Based on this estimate, the example promotion doesn’t give any edge to the player! However, the manner in which you bet through the bonus has a huge impact on the results.
High vs Low Stakes
Here’s the deal: it’s optimal to bet high stakes during a rollover requirement. Simulations back this theory up.
Below are the simulated profits from this £500 rollover, assuming a consistent bet size is maintained throughout:
- £50 stakes: ~£16.72
- £25 stakes: ~£14.28
- £10 stakes: ~£10.63
- £5 stakes: ~£7.90
- £1 stakes: ~£3.68
Mathematically the expected profit is higher by taking more risk on the rollover. Large stakes increase the amount of the free money you’ll retain (on average), but also increase the chance of busting out. Low stakes reduce the amount of the free money you’ll retain (on average), but decrease the chance of busting out.
Additionally, betting small wastes a lot of time.
My simulations show that in the long-term the players collectively profit from free bets — unless the rollover requirements are extremely harsh. However, in general, the intention of free bets is to draw in customers, as part of the bookmaker’s marketing strategy. So they tend to offer great value.
Here are some final points to take away:
- You can never retain more value from a promotion than the money on offer. e.g. a £25 free bet never holds value more to the player than £25. Even if the bookmaker edge is 0%.
- To maximise what you make from free bets:
- Consider keeping stakes high: it’s risky but it raises the potential amount of profit per free bet.
- Search for odds that you deem to be value: taking poor odds will lower your margins. Try to at least identify selections with odds close to those offered by the betting exchanges.
- Use high odds: whilst this increases variance (swings in results), the return you get from your free bets is higher than if you use low odds. This is one reason why my test results retained around 84% of the £25 free stakes offered by the three scenarios — a very good outcome.
Looking for free bets? Visit the Free Bets section of this site.
- The Roulette Kaleidoscope: The Game’s Mysteries & Intricacies - May 22, 2023
- Smart Betting Club Review | Comprehensive Tipster Proofing Service - May 19, 2023
- Tipstrr Review | Automated Proofing Of Sports Tipsters - May 18, 2023
So are free bets, SNR in particular, worthwhile for an experienced punter just signing up to a new site, or should we avoid them and leave them to the new punters?
SNR bets are good for new and existing punters. Problem is, you tend to be given the good ones as a new customer. On special promotions such as Cheltenham Week there are often free bets which anyone can claim – those are the ones to look out for.
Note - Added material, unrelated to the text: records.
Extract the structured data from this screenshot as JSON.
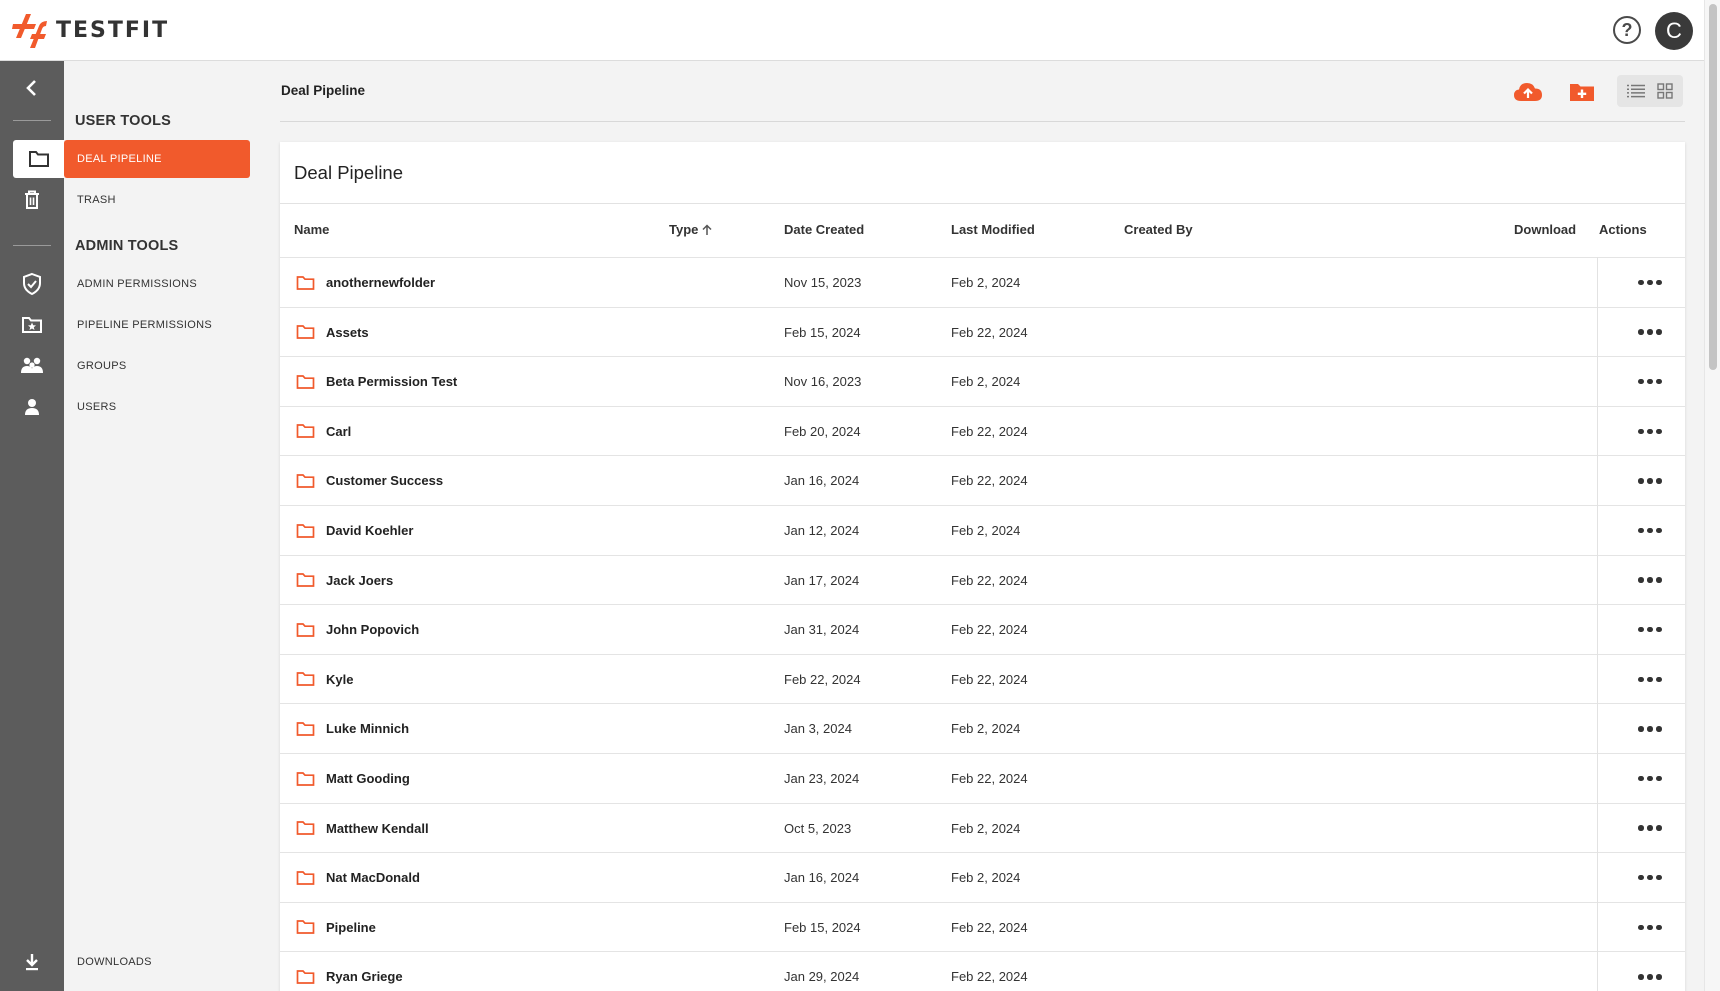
{
  "app": {
    "logo_text": "TESTFIT",
    "help_icon": "help-circle-icon",
    "help_glyph": "?",
    "user_initial": "C"
  },
  "rail": {
    "icons": [
      "chevron-left-icon",
      "folder-icon",
      "trash-icon",
      "shield-check-icon",
      "folder-star-icon",
      "group-icon",
      "person-icon",
      "download-icon"
    ]
  },
  "menu": {
    "user_tools_heading": "USER TOOLS",
    "deal_pipeline": "DEAL PIPELINE",
    "trash": "TRASH",
    "admin_tools_heading": "ADMIN TOOLS",
    "admin_permissions": "ADMIN PERMISSIONS",
    "pipeline_permissions": "PIPELINE PERMISSIONS",
    "groups": "GROUPS",
    "users": "USERS",
    "downloads": "DOWNLOADS"
  },
  "header": {
    "breadcrumb": "Deal Pipeline",
    "upload_icon": "cloud-upload-icon",
    "new_folder_icon": "folder-plus-icon",
    "list_view_icon": "list-view-icon",
    "grid_view_icon": "grid-view-icon"
  },
  "table": {
    "title": "Deal Pipeline",
    "columns": {
      "name": "Name",
      "type": "Type",
      "date_created": "Date Created",
      "last_modified": "Last Modified",
      "created_by": "Created By",
      "download": "Download",
      "actions": "Actions"
    },
    "sort_icon": "arrow-up-icon",
    "rows": [
      {
        "name": "anothernewfolder",
        "created": "Nov 15, 2023",
        "modified": "Feb 2, 2024"
      },
      {
        "name": "Assets",
        "created": "Feb 15, 2024",
        "modified": "Feb 22, 2024"
      },
      {
        "name": "Beta Permission Test",
        "created": "Nov 16, 2023",
        "modified": "Feb 2, 2024"
      },
      {
        "name": "Carl",
        "created": "Feb 20, 2024",
        "modified": "Feb 22, 2024"
      },
      {
        "name": "Customer Success",
        "created": "Jan 16, 2024",
        "modified": "Feb 22, 2024"
      },
      {
        "name": "David Koehler",
        "created": "Jan 12, 2024",
        "modified": "Feb 2, 2024"
      },
      {
        "name": "Jack Joers",
        "created": "Jan 17, 2024",
        "modified": "Feb 22, 2024"
      },
      {
        "name": "John Popovich",
        "created": "Jan 31, 2024",
        "modified": "Feb 22, 2024"
      },
      {
        "name": "Kyle",
        "created": "Feb 22, 2024",
        "modified": "Feb 22, 2024"
      },
      {
        "name": "Luke Minnich",
        "created": "Jan 3, 2024",
        "modified": "Feb 2, 2024"
      },
      {
        "name": "Matt Gooding",
        "created": "Jan 23, 2024",
        "modified": "Feb 22, 2024"
      },
      {
        "name": "Matthew Kendall",
        "created": "Oct 5, 2023",
        "modified": "Feb 2, 2024"
      },
      {
        "name": "Nat MacDonald",
        "created": "Jan 16, 2024",
        "modified": "Feb 2, 2024"
      },
      {
        "name": "Pipeline",
        "created": "Feb 15, 2024",
        "modified": "Feb 22, 2024"
      },
      {
        "name": "Ryan Griege",
        "created": "Jan 29, 2024",
        "modified": "Feb 22, 2024"
      }
    ]
  },
  "colors": {
    "accent": "#f15a2c",
    "rail_bg": "#5c5c5c",
    "page_bg": "#f3f3f3"
  }
}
The Matched Betting Services update their offers list on a daily basis, so if you’re a member of those then you don’t miss out on stuff like that. It’s worth taking a look my post here: http://punter2pro.com/best-matched-betting-services/